# Collected data entries
● ● ● ●
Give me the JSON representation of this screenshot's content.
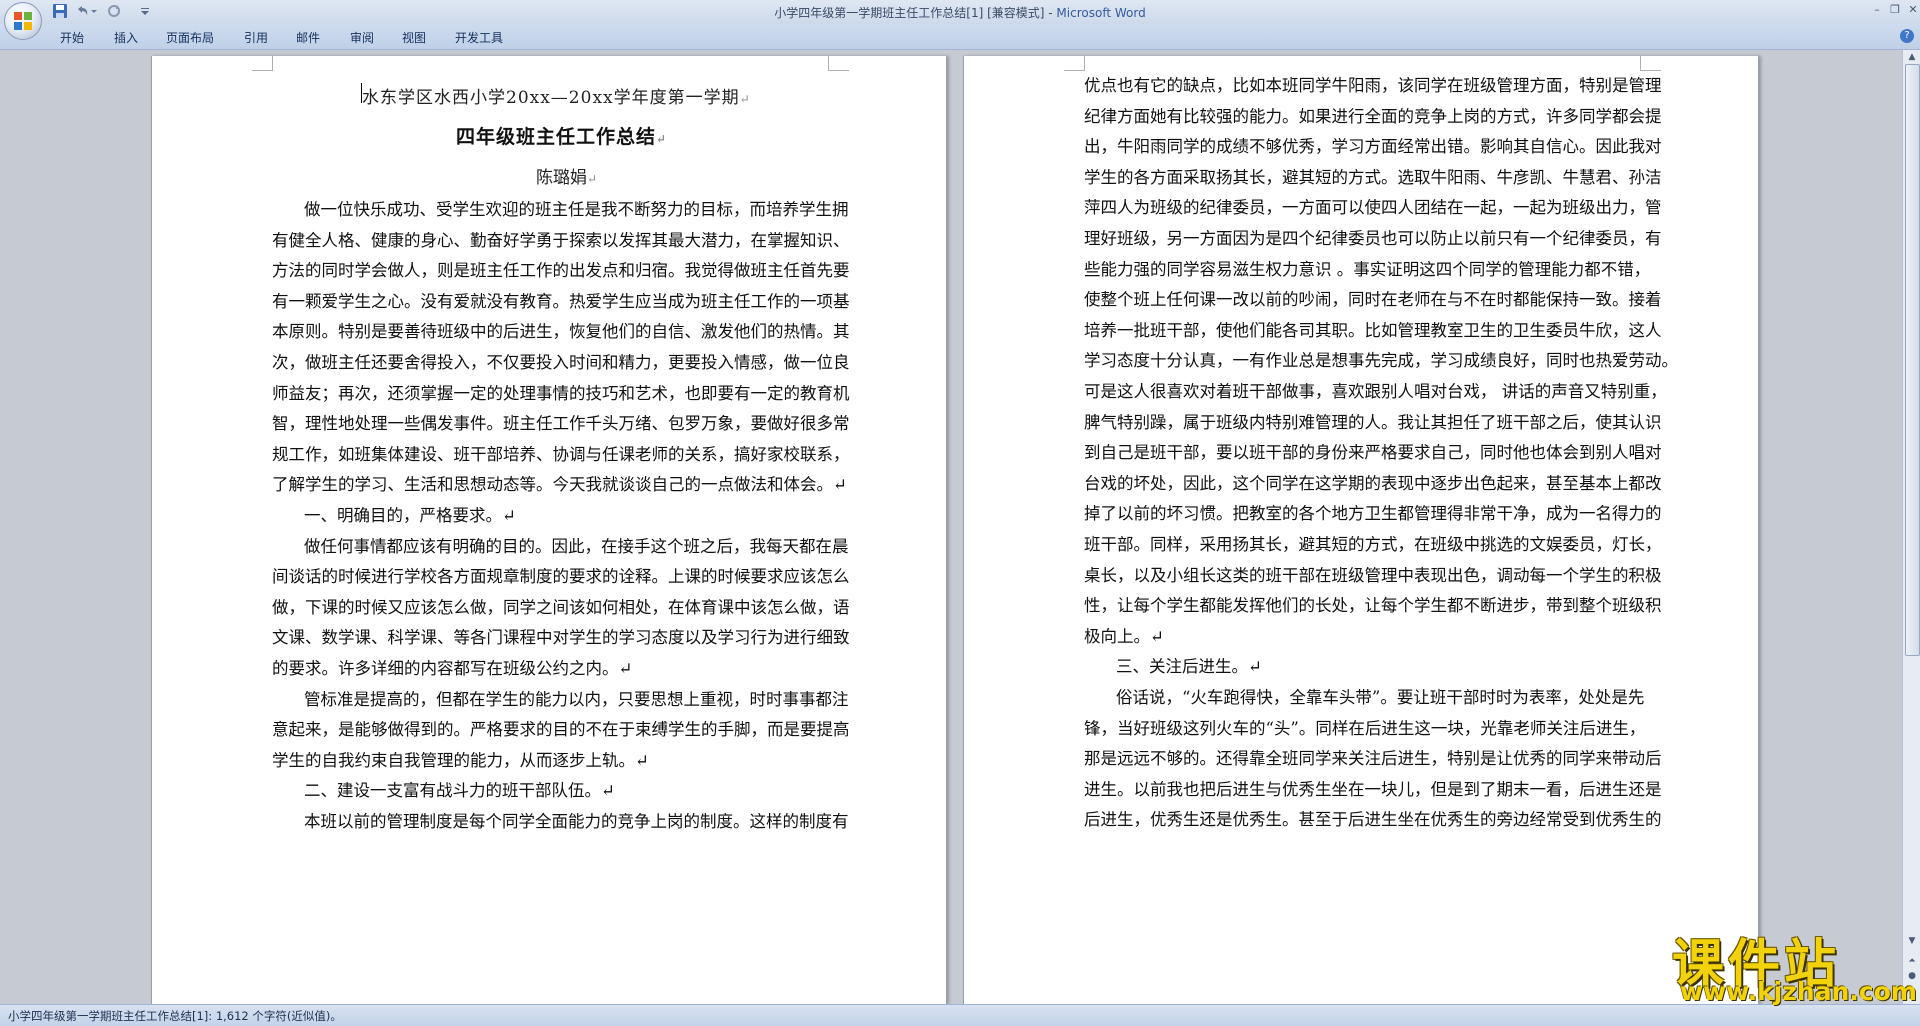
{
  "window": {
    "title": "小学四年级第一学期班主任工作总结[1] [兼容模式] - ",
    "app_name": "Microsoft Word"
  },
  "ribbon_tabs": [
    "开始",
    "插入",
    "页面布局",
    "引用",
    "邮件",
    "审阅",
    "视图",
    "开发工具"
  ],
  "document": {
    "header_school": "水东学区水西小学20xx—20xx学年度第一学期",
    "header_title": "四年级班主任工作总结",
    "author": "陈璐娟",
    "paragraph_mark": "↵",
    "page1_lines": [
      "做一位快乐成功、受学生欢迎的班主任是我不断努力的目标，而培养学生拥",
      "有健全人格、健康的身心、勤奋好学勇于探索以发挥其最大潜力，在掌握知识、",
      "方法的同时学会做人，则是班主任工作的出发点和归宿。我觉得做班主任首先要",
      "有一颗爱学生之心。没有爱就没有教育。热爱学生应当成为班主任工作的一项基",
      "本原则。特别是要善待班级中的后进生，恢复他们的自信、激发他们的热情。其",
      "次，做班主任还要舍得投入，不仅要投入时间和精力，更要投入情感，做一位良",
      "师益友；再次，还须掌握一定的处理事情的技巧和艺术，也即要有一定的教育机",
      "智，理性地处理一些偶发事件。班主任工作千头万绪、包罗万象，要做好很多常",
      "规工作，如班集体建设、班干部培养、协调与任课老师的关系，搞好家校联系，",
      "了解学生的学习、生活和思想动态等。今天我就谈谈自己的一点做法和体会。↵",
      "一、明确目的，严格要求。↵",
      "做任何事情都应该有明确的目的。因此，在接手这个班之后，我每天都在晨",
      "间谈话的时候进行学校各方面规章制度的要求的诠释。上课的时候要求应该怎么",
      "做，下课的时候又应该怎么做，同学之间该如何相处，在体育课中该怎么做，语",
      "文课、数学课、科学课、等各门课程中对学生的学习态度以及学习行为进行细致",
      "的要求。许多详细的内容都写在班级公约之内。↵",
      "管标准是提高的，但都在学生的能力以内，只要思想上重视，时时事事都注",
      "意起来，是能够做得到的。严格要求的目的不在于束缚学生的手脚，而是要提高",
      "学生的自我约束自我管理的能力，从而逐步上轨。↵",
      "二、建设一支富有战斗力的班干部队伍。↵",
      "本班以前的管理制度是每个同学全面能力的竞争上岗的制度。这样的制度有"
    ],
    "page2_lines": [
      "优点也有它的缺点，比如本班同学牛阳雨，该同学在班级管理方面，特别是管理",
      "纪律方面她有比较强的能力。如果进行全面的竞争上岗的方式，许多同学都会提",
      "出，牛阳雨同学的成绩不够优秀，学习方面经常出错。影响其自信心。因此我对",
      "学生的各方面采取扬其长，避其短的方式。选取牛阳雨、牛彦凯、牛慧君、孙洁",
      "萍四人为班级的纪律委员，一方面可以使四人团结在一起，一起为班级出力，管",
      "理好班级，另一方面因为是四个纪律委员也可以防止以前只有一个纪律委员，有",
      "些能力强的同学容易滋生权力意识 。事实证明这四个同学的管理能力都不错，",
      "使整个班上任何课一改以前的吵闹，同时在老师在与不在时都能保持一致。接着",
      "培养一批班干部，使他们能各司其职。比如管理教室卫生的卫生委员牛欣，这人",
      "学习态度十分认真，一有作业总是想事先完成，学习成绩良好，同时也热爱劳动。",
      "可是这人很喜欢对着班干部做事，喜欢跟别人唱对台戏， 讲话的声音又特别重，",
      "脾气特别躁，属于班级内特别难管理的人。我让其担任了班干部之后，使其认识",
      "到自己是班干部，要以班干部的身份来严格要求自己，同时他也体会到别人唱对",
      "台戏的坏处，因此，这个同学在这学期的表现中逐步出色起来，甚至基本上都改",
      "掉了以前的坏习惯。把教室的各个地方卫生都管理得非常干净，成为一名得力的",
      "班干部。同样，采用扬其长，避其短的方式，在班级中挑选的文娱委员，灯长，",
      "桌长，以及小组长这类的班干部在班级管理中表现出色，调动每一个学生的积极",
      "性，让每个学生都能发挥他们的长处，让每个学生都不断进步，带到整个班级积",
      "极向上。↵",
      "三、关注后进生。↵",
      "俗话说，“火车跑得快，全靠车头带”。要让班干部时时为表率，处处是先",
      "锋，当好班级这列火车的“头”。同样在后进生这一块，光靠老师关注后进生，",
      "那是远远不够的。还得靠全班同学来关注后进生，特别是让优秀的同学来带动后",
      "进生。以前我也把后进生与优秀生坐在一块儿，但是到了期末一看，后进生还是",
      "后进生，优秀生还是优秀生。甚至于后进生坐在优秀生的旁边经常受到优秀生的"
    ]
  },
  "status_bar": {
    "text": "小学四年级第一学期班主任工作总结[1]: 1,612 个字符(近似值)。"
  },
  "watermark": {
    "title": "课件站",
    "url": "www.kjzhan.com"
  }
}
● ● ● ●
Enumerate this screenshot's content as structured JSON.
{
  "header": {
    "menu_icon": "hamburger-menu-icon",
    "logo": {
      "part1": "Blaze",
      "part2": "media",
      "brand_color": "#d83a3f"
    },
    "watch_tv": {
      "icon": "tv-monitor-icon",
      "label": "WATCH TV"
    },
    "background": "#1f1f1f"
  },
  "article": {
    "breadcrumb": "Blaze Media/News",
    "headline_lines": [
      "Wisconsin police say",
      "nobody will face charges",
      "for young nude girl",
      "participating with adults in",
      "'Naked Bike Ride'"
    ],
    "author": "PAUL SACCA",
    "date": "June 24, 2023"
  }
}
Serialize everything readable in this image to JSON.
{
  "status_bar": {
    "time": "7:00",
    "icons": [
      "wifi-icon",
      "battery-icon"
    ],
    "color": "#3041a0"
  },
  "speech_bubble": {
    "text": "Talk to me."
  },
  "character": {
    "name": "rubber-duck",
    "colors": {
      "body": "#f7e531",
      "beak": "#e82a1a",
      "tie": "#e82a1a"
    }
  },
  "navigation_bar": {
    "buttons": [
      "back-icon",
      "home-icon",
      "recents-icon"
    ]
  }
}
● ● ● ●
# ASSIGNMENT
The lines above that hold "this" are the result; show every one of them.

# ANSWER SPACE
Give me the JSON representation of this screenshot's content.
Enumerate this screenshot's content as structured JSON.
Serialize everything readable in this image to JSON.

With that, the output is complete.